What is ethical finance?
The term ethical finance, or sustainable finance, is used to describe finance that takes into account environmental, social and governance (ESG) factors affecting a borrower and/or its assets.
Environmental factors are those affecting the natural world and include climate change, energy efficiency and treatment of waste.
Social factors concern local and global communities and include working conditions, health and safety and diversity and inclusion.
Governance factors concern the internal workings and decision making processes of the borrower, including board independence and transparency, as well as its relationships with its stakeholders, including shareholder rights, anti-bribery and corruption and political lobbying.
Ethical finance in 2021
Ethical finance is not a new concept, but has long existed and been offered in various forms via entities such as credit unions and lending circles. Ethical principles are also already applied in some specialist financings, for example by certain providers of international project finance to determine, assess and manage environmental and social risk arising from the project(s) (often via the 'Equator Principles').
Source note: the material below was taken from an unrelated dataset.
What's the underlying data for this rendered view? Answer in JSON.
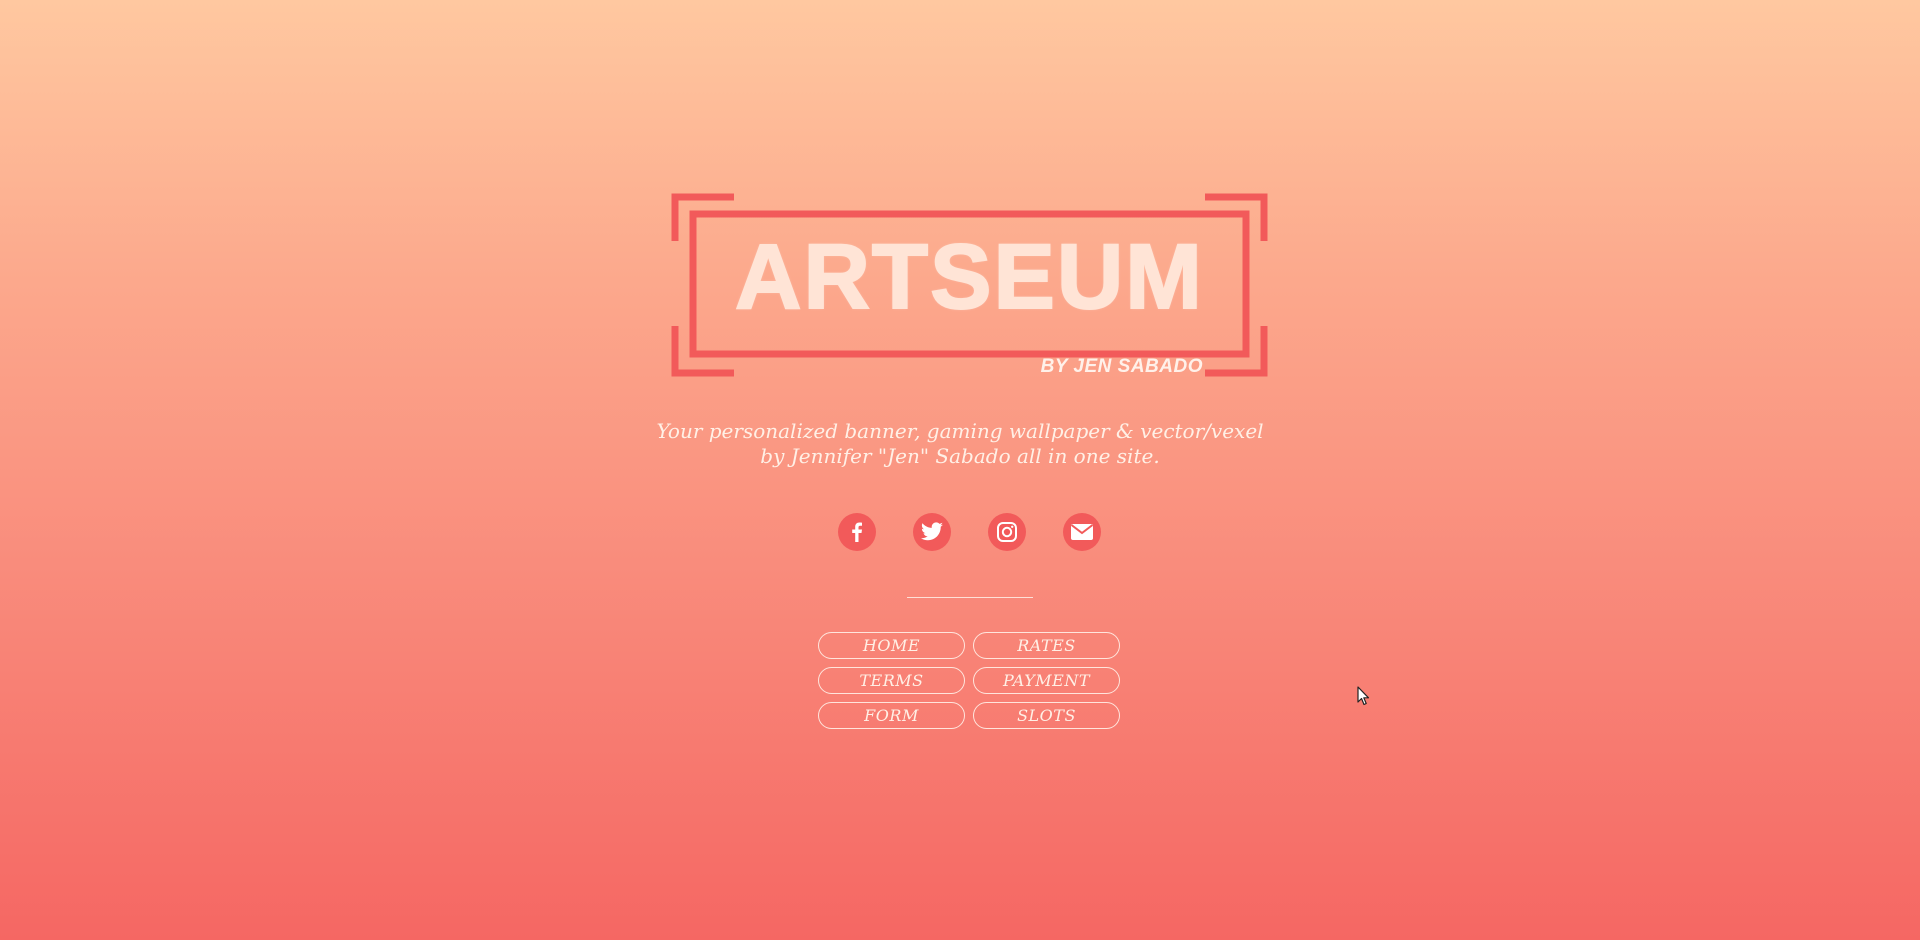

However, the global financial crisis underscored the primacy of responsible lending and in the dozen or so years since, political and societal will to tackle the threat of climate change has increased, with the signing of the Paris Agreement at COP21 in December 2015 evidencing a firm commitment to action. Most recently, the coronavirus pandemic has reemphasised community, society and the importance of universal access to essential services.
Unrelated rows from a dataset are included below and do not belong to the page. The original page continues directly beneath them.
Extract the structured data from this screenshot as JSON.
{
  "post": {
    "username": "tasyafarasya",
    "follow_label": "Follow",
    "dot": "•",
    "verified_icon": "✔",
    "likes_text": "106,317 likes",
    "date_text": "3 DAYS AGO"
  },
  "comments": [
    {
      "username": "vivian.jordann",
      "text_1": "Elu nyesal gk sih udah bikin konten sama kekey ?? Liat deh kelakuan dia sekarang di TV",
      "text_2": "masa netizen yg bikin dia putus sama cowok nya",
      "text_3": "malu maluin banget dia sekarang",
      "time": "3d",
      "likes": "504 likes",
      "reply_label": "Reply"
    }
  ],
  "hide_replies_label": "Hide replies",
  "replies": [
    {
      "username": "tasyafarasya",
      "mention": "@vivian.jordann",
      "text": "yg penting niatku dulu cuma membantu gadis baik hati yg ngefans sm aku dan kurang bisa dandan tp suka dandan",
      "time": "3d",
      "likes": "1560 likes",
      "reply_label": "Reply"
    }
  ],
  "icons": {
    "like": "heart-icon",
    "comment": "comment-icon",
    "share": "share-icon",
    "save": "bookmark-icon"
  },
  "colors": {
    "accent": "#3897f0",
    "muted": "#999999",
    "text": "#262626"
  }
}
Three key categories of ethical finance:
1. Green finance – where debt is made available for a specific ‘green’ project with clear environmental benefits, such as renewable energy production.
'Green loans' are the product generally associated with modern ethical finance. Their use and popularity are however constrained by the availability of investments, and so we are seeing volumes remain steady.
2. Social finance – where debt is made available for a specific ‘social’ project which aims to address or mitigate a specific social issue or seeks to achieve positive social outcomes for target beneficiaries, such as programs designed to alleviate unemployment or improve access to essential services.
More familiar perhaps in and to funders operating in international markets, we expect to see more UK projects being funded via social financing products in the short to medium term partly to address issues identified as a result of the coronavirus pandemic.
3. Sustainability-linked finance – where debt is not made available for any particular project, but the ultimate use of funds and/or the borrower entity are assessed and measured against an agreed, documented list of ESG metrics, with positive, metric-compliant behaviours rewarded, usually with a reduction in the cost of the finance.
We are seeing a significant increase in new financings incorporating ESG metrics, including from the UK clearing banks, and expect these provisions to soon become ubiquitous.
Sustainability-linked finance is clearly aligned with the commitments of the UK government and Scottish government to achieve net zero by 2050 and 2045, respectively. This will require wide and early engagement across all sectors, including the financial sector, and positive behavioural changes of the kinds encouraged by sustainability-linked financial products.
It also addresses key stakeholder considerations, with investors using ESG factors to assess the asset base and behaviours of finance providers they are considering investing in.
Finally, the flexibility afforded by the structure, which as non-prescriptive is easily adaptable to different borrowers, sectors and assets, is a key strength. Once suitable and realistic metrics are agreed, these and the pricing or other implications are able to be incorporated in existing debt products rather than being funnelled via new specialist sustainability-linked products.
Political focus on sustainability, with its strong climate change pillar, is acute in the lead up to COP26, now scheduled to take place in Glasgow this November. Funders are therefore under pressure to maintain sustainability standards within the UK in order to both meet political expectations and to remain attractive to potential investors. For both reasons, the focus on sustainability-linked finance will undoubtedly continue, with ESG metrics soon seen as fundamental provisions of any debt document.
This article was first published in the Q2 2021 edition of Scottish Business Inside